-- Opening Marker --

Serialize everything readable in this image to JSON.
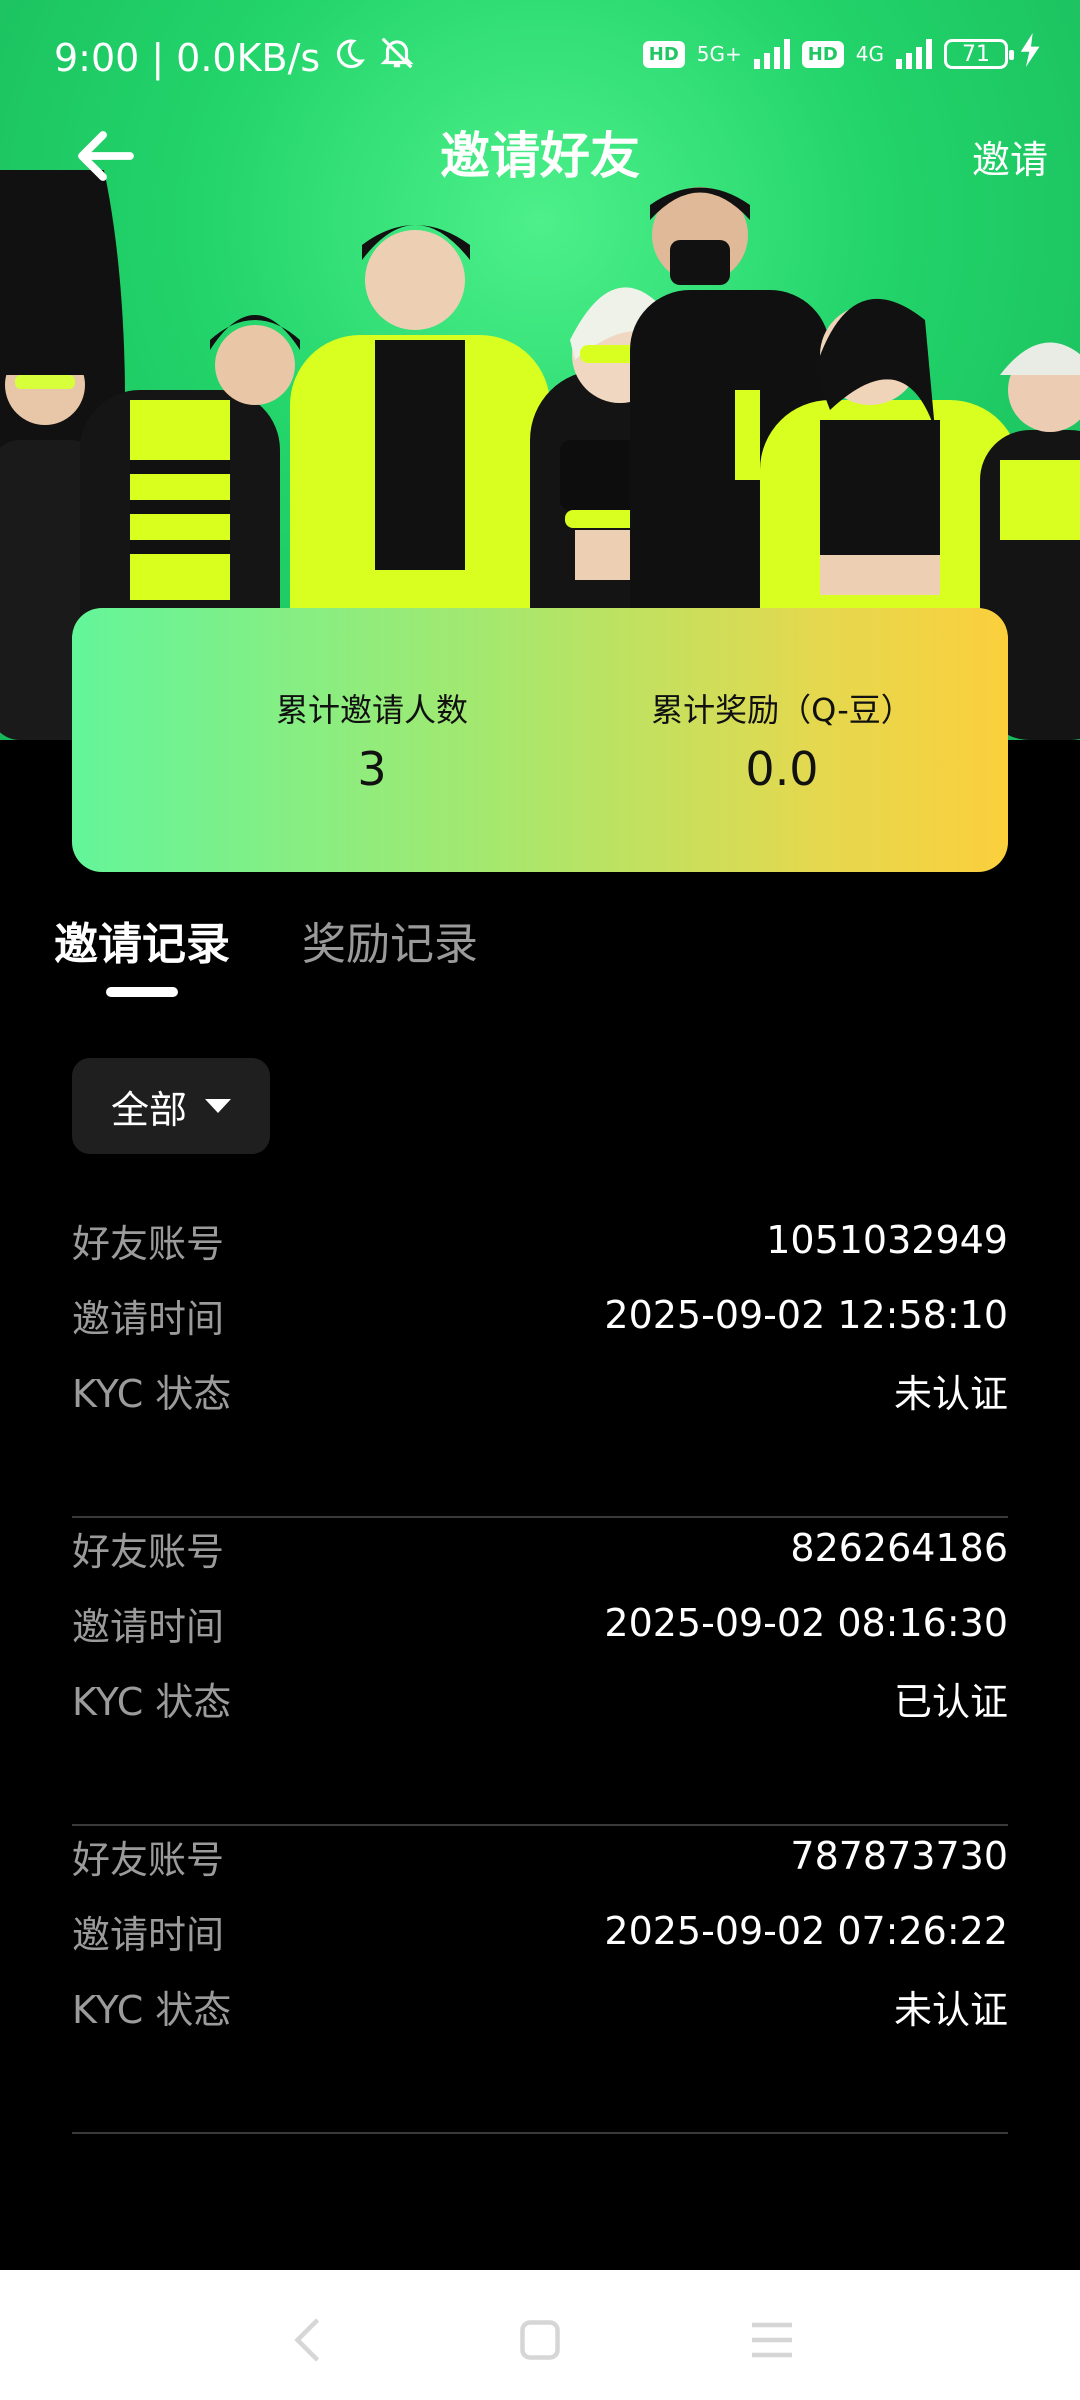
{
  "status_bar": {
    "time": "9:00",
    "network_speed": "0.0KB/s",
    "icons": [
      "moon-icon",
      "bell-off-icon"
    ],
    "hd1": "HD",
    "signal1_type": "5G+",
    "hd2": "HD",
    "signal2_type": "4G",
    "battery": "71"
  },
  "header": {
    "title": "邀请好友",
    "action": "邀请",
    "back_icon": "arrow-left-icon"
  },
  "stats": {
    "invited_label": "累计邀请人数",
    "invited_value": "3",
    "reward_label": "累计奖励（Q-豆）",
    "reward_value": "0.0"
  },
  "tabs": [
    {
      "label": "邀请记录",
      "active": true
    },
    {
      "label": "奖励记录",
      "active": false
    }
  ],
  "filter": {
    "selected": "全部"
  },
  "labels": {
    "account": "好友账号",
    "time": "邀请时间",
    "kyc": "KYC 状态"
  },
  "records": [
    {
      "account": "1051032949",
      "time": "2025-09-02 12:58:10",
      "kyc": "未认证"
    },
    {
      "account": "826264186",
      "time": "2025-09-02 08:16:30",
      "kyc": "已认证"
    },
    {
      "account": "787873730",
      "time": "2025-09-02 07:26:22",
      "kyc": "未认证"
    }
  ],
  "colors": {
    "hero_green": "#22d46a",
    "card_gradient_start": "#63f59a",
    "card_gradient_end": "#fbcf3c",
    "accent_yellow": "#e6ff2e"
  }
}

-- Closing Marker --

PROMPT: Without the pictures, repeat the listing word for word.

SOLUTION TO THE PROBLEM:
Serialize everything readable in this image to JSON.
{
  "status_bar": {
    "time": "9:00",
    "network_speed": "0.0KB/s",
    "icons": [
      "moon-icon",
      "bell-off-icon"
    ],
    "hd1": "HD",
    "signal1_type": "5G+",
    "hd2": "HD",
    "signal2_type": "4G",
    "battery": "71"
  },
  "header": {
    "title": "邀请好友",
    "action": "邀请",
    "back_icon": "arrow-left-icon"
  },
  "stats": {
    "invited_label": "累计邀请人数",
    "invited_value": "3",
    "reward_label": "累计奖励（Q-豆）",
    "reward_value": "0.0"
  },
  "tabs": [
    {
      "label": "邀请记录",
      "active": true
    },
    {
      "label": "奖励记录",
      "active": false
    }
  ],
  "filter": {
    "selected": "全部"
  },
  "labels": {
    "account": "好友账号",
    "time": "邀请时间",
    "kyc": "KYC 状态"
  },
  "records": [
    {
      "account": "1051032949",
      "time": "2025-09-02 12:58:10",
      "kyc": "未认证"
    },
    {
      "account": "826264186",
      "time": "2025-09-02 08:16:30",
      "kyc": "已认证"
    },
    {
      "account": "787873730",
      "time": "2025-09-02 07:26:22",
      "kyc": "未认证"
    }
  ],
  "colors": {
    "hero_green": "#22d46a",
    "card_gradient_start": "#63f59a",
    "card_gradient_end": "#fbcf3c",
    "accent_yellow": "#e6ff2e"
  }
}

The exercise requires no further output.